On June 30, the Supreme Court of Tennessee issued an opinion interpreting the retainage provisions in Tennessee’s Prompt Pay Act (the Act). The opinion has significant implications for construction projects across Tennessee. Under the Act, a party withholding retainage from payments made to a contractor for construction work is required to deposit the withheld retainage into a separate, interest-bearing, escrow account with a third-party. Failing to follow this requirement is a Class A misdemeanor, subject to a $3,000 fine and, at the time the project in question began, a separate $300 civil “penalty,” for each day retainage is not properly held.
Holladay Construction Group, LLC, acting as the general contractor for a construction project in Nashville, entered into a subcontract with Snake Steel, Inc., under which Snake Steel was to provide structural and other steel for the project. The subcontract allowed Holladay to withhold 5% retainage from the amounts due to Snake Steel until Snake Steel had substantially completed its work. Snake Steel completed its work and submitted an application for payment of its retainage in February 2016. Holladay refused to release Snake Steel’s retainage and Snake Steel filed a lawsuit in Davidson County Chancery Court in September 2017. As part of the lawsuit, Snake Steel alleged that Holladay had violated the Prompt Pay Act by failing to properly escrow retainage and sought payment of the $300 per day penalty.
Holladay did not dispute that Snake Steel’s retainage was never properly escrowed. Instead, Holladay argued that Snake Steel’s claim for penalties was barred by Tennessee’s one-year statute of limitations on claims for statutory penalties because Snake Steel had failed to file its lawsuit within one-year of when it submitted its application for payment of retainage. Snake Steel argued that under Tennessee’s “discovery rule,” the applicable statute of limitations was tolled until Holladay’s failure to properly escrow Snake Steel’s retainage was known or reasonably should have been known to Snake Steel. Snake Steel also argued that even if the one-year statute of limitations applied, it was still entitled to recover penalties for the one-year period before it filed its lawsuit.
Summary of the Tennessee Supreme Court’s Decision
The court began by noting that cases applying Tennessee’s discovery rule have only applied it to claims of compensation for injury or harm and not claims for penalties. In any event, the court held that Holladay’s failure to properly escrow Snake Steel’s retainage was discoverable because Tennessee’s Prompt Pay Act is a matter of public knowledge that was available to both parties, and nothing indicated Snake Steel had ever asked Holladay if its retainage funds were being properly held. Consequently, the court found the one-year statute of limitations applied to Snake Steel’s claim for penalties.
Giving the words of the Prompt Pay Act their natural and ordinary meaning, the court noted that the provision of the Act requiring retainage to be placed in an interest-bearing escrow account was designed to protect contractors in the event release of their retainage was delayed.
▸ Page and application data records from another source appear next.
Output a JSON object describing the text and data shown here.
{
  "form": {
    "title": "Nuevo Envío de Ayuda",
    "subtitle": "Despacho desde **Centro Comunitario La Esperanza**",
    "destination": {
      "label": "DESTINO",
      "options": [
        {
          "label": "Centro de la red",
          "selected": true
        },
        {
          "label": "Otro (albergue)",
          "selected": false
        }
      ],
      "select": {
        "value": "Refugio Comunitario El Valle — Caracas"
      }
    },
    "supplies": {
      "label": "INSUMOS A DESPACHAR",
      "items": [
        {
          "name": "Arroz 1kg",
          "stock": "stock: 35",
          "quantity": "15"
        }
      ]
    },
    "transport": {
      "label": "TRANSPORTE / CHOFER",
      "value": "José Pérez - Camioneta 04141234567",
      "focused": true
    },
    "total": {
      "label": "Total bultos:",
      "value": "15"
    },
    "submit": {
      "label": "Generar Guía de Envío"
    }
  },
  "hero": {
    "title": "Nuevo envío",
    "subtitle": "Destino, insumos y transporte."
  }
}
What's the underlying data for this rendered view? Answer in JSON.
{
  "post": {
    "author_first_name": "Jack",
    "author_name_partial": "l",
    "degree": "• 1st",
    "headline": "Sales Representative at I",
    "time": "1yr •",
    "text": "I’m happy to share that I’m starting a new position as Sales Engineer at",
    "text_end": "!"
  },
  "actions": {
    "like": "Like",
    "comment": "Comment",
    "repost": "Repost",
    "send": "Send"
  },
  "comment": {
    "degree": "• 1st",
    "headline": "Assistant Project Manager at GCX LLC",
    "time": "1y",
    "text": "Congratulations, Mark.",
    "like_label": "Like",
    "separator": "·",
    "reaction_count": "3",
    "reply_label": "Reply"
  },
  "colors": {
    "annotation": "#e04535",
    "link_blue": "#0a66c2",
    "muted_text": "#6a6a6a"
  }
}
Further, the provision providing for payment of statutory penalties was intended “[t]o put teeth into the escrow requirement.” As such, the court held that Snake Steel was entitled to recover statutory penalties of $300 per day for each of the 365 days prior to when Snake Steel filed its lawsuit. Holladay was ordered to pay to $109,500 in penalties to Snake Steel despite the fact that the total amount of retainage withheld from Snake Steel was only $18,270.58.
How Does this Decision Affect Construction Projects in Tennessee?
This decision affirms the statutory interpretation that a contractor or subcontractor is entitled to statutory penalties of $300 for each and every day that retainage is not held in an interest-bearing escrow account, but that such penalties are subject to a shorter statute of limitations than most other types of claims that can arise in the construction context. As highlighted by the court’s decision, this can result in harsh consequences, especially in light of the proportionally small amount of retainage that can be withheld under Tennessee law (no more than 5% of the contract price).
This opinion is also significant in light of recent amendments to the Prompt Pay Act. Beginning July 1, 2020, the Act was revised to reclassify the $300 per day from a penalty to an award of civil damages that “accrue from the date retained funds were first withheld,” meaning the one-year statute of limitations applied by the court will no longer apply. Instead, claims for failure to properly escrow retainage are likely now governed by the three-year statute of limitations for actions for the detention of personal property. In any event, the Tennessee Supreme Court’s decision and the recent amendments to Tennessee’s Prompt Pay Act have reaffirmed the detrimental consequences of failure to properly escrow retainage and have substantially increased the potential financial impacts that can accompany such a failure.